[Task description] Lift out all lines below that contain "screenshot".

Website and app data records
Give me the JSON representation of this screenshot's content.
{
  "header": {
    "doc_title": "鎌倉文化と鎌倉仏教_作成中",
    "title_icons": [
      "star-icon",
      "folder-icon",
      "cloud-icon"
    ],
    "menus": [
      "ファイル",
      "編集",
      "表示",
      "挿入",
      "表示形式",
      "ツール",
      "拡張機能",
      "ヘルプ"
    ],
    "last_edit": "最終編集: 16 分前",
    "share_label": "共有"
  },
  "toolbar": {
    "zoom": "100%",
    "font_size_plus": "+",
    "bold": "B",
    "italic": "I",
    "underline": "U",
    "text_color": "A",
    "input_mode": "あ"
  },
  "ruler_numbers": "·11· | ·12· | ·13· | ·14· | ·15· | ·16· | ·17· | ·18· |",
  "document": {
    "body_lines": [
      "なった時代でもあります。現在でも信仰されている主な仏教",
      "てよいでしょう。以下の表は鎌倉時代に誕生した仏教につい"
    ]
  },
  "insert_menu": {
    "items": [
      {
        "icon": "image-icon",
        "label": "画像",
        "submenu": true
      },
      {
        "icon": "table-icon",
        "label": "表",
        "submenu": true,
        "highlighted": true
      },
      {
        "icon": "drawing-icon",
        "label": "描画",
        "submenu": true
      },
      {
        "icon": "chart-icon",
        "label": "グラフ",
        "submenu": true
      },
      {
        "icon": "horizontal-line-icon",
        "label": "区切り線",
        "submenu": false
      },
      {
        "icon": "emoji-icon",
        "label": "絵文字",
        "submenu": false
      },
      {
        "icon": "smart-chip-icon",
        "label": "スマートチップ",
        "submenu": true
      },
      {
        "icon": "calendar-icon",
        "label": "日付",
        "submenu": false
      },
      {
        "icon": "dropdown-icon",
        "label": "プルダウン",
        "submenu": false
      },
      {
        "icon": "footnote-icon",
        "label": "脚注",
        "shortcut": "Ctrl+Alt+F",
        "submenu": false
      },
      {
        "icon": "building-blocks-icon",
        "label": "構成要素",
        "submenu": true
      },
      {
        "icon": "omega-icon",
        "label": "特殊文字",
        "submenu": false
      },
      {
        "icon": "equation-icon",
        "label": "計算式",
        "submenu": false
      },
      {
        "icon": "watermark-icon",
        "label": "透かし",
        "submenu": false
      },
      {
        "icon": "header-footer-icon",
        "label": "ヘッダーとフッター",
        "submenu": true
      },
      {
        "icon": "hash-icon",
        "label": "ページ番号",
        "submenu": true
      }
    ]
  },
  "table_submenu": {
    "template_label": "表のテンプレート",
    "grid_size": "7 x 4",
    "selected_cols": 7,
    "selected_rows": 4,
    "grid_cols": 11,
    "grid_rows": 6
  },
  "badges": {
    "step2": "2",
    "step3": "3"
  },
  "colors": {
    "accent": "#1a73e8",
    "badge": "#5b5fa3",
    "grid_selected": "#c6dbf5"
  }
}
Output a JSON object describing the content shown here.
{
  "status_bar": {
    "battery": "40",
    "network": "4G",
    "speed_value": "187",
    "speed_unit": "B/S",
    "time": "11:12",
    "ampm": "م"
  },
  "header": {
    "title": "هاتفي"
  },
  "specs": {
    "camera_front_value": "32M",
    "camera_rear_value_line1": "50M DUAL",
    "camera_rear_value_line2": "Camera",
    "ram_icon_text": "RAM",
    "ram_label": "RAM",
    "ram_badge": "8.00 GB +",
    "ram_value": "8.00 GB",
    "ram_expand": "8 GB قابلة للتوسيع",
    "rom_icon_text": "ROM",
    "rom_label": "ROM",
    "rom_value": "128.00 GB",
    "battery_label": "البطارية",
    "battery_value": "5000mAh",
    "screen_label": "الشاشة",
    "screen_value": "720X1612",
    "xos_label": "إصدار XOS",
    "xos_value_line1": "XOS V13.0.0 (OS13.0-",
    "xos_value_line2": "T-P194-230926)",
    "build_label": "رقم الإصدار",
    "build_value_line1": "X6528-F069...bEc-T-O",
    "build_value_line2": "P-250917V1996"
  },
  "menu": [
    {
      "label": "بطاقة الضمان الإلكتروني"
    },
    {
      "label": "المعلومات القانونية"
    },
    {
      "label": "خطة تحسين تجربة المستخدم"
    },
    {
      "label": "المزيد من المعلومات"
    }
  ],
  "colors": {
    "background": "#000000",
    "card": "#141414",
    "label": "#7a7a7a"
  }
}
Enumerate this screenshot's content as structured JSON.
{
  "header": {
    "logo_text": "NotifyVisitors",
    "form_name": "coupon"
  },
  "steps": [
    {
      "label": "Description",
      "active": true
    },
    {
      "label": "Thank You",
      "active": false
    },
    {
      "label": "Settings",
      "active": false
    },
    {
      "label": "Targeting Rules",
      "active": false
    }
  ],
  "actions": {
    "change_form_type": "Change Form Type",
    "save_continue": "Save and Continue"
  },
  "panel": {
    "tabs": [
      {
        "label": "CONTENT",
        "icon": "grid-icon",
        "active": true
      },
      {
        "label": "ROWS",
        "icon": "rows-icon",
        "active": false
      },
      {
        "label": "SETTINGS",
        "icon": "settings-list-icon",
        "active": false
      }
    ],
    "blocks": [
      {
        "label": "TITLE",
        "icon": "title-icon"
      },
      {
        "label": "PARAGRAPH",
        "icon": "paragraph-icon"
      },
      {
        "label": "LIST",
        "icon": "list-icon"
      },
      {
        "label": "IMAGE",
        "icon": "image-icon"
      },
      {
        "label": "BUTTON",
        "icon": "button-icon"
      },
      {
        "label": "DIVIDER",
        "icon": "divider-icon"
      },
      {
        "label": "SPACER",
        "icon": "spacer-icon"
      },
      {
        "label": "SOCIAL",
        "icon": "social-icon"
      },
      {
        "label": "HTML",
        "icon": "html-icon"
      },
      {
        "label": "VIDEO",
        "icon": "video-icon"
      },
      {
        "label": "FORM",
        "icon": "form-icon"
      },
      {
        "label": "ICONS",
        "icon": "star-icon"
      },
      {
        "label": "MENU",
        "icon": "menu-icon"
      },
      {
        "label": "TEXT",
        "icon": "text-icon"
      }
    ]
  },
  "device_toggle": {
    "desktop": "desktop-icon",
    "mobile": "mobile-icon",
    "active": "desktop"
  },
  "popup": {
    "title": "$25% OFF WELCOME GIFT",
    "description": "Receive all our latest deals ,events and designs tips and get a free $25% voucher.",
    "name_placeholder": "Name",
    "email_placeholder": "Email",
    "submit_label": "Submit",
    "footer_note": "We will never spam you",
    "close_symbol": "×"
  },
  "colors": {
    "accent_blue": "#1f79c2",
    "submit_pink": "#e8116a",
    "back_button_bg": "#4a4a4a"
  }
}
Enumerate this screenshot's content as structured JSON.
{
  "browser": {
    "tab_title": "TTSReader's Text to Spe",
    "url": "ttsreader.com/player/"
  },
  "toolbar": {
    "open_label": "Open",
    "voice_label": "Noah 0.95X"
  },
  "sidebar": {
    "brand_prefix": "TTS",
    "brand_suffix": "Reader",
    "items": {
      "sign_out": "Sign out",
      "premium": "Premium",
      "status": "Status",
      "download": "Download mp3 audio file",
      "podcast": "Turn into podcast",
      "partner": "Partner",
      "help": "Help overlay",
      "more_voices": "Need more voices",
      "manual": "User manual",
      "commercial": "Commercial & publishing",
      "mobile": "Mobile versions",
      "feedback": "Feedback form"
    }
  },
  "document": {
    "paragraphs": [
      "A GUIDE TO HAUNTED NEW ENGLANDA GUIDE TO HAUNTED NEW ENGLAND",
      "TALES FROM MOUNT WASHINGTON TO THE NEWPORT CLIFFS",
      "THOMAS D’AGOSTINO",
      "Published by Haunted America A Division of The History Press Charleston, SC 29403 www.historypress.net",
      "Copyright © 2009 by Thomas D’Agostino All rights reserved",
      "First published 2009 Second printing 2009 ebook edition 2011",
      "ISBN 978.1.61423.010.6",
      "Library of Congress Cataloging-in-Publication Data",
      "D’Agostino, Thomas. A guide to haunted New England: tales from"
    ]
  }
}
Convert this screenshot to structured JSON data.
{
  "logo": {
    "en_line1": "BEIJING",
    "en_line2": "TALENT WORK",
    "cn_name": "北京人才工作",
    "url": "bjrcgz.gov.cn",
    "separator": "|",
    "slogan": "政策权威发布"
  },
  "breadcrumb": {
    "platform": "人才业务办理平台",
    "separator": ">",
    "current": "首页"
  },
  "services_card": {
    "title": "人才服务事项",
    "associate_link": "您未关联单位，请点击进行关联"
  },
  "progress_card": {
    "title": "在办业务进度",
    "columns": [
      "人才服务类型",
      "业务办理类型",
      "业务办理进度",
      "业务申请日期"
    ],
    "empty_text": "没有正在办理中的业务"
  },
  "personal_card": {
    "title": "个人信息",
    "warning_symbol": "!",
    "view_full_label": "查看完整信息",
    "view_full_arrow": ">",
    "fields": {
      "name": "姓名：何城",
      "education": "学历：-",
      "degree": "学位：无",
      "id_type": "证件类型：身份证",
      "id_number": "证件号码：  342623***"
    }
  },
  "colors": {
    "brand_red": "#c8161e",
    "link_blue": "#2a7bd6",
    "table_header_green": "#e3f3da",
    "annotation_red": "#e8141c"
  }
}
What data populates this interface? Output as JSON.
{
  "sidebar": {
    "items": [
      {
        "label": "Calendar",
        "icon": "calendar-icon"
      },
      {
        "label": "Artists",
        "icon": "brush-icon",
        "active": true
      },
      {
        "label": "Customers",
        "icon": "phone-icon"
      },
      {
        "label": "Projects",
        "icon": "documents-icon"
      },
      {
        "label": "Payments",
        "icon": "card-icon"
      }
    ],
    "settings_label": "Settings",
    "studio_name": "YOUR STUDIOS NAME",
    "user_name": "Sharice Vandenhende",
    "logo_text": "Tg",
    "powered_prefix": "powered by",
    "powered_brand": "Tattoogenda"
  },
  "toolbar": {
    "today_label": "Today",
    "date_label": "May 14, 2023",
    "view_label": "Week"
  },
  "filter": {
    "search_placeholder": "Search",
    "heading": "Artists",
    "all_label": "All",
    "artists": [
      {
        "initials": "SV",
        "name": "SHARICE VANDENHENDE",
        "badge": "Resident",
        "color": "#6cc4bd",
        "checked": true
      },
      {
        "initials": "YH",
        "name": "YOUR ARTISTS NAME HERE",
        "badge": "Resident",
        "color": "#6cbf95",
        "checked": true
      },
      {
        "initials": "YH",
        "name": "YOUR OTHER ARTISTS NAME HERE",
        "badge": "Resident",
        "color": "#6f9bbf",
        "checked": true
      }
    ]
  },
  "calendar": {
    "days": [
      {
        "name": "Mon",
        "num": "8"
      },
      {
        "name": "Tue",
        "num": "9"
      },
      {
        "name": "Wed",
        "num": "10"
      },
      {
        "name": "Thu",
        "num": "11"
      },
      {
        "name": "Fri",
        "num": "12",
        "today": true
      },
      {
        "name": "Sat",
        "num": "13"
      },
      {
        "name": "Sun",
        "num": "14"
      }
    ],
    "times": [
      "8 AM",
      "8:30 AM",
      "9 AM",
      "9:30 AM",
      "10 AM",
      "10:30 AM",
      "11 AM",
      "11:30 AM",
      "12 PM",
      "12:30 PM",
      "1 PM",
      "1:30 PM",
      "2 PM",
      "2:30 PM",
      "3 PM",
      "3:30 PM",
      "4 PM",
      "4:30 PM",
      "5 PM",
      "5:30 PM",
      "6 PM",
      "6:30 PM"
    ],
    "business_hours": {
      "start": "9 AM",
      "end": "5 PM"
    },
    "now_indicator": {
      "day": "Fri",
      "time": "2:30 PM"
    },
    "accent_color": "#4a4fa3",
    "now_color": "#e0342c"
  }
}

[Answer for this exercise]
Give me the JSON representation of this screenshot's content.
Enumerate this screenshot's content as structured JSON.
Enumerate this screenshot's content as structured JSON.
Convert this screenshot to structured JSON data.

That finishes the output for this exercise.